Nebraska cornerback Chris Jones was an ascending Big Ten player after the 2016 season when he earned honorable mention all-Big Ten honors. Instead, Jones suffered a torn meniscus in his left knee and had surgery in July.
Jones returned late in the season but had little impact. Certainly not like he did as a junior, when he had 3 interceptions — including one for a score — and 37 tackles. He had 2 interceptions as a sophomore with 25 tackles.
Now Jones is relegated to the afterthought pool as if he forgot how to play football. But Jones has the perfect frame to play corner in the NFL. He’s 6-feet and 200 pounds, has long arms and big hands. He ran the 40-yard dash in 4.57 seconds. Jones has a knack for deflecting footballs with 10 pass breakups in 2016. He also can hit.
In a passing league, Jones has the skills, physical gifts and temperament to play cornerback or safety. If he wasn’t injured last summer, it’s likely Jones would be discussed as at least a mid-round pick.
Pro comparison: Chris McAlister
Boone Myers, OL, Iowa

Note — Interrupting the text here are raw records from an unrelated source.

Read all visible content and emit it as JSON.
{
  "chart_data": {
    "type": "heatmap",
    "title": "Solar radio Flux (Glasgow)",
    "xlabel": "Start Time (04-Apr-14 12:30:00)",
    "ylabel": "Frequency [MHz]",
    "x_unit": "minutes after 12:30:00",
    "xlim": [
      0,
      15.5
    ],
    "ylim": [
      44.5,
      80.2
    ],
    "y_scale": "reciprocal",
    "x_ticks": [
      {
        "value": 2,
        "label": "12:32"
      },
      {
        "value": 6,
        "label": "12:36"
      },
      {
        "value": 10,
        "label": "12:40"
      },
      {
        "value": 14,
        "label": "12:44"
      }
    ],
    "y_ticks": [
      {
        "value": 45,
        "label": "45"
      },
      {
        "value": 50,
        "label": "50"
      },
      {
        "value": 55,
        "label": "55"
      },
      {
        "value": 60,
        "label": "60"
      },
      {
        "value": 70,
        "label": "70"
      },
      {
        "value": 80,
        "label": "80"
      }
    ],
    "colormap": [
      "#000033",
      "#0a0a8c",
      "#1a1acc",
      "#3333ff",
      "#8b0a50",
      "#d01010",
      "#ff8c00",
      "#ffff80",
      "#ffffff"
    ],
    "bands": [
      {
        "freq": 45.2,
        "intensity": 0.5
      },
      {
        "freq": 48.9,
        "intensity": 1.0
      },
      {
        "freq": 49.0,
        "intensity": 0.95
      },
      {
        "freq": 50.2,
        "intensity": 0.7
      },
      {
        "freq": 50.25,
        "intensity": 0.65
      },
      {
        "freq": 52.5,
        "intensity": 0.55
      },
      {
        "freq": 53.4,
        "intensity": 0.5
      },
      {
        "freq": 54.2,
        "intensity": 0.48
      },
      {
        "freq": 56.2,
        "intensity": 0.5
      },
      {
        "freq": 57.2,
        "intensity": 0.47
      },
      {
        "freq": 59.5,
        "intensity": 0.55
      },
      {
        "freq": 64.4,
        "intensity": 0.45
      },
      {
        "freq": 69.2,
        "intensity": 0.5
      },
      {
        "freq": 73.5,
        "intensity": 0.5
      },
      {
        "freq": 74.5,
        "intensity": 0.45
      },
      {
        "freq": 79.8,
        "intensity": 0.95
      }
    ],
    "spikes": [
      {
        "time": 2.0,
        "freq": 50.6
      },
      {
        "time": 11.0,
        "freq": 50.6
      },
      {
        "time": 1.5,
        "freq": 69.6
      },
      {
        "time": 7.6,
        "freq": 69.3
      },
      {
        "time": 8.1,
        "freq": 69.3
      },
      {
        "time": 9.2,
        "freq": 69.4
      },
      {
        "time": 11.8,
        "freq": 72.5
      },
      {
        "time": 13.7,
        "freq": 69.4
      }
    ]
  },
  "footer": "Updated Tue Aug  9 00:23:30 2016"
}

Iowa tackle Boone Myers (6-foot-4½, 309 pounds) was robbed of his best chance to impress pro football scouts by a nasty high-ankle sprain in training camp. Myers took some lumps as a sophomore in replacing Outland Trophy winner Brandon Scherff at left tackle, but battled throughout his career to gain respectability. Last fall was his opportunity to impress scouts and put together a dominating season. Unfortunately, he couldn’t do so on one leg.
By late in his 2016 season, Myers was one of the most physical, nasty blockers in the Big Ten. He was slated to open at left tackle for Iowa as a senior. With the ankle injury, Myers tried to work back into the fold. He couldn’t effectively block edge rushers so moved inside for three starts at left guard. His ankle never improved so he opted for surgery.
At Iowa, left tackle carries an incredible tradition. Regular starters before Myers were Robert Gallery, Marshal Yanda, Bryan Bulaga, Riley Reiff and Scherff. That group includes four first-round picks and the NFL’s best guard over the last decade in Yanda. Myers may not have their skills, but he matches their toughness and is at least an NFL-caliber guard. It’s a surprise nobody sees that in the weeks before the draft.
Pro comparison: Jack Mewhort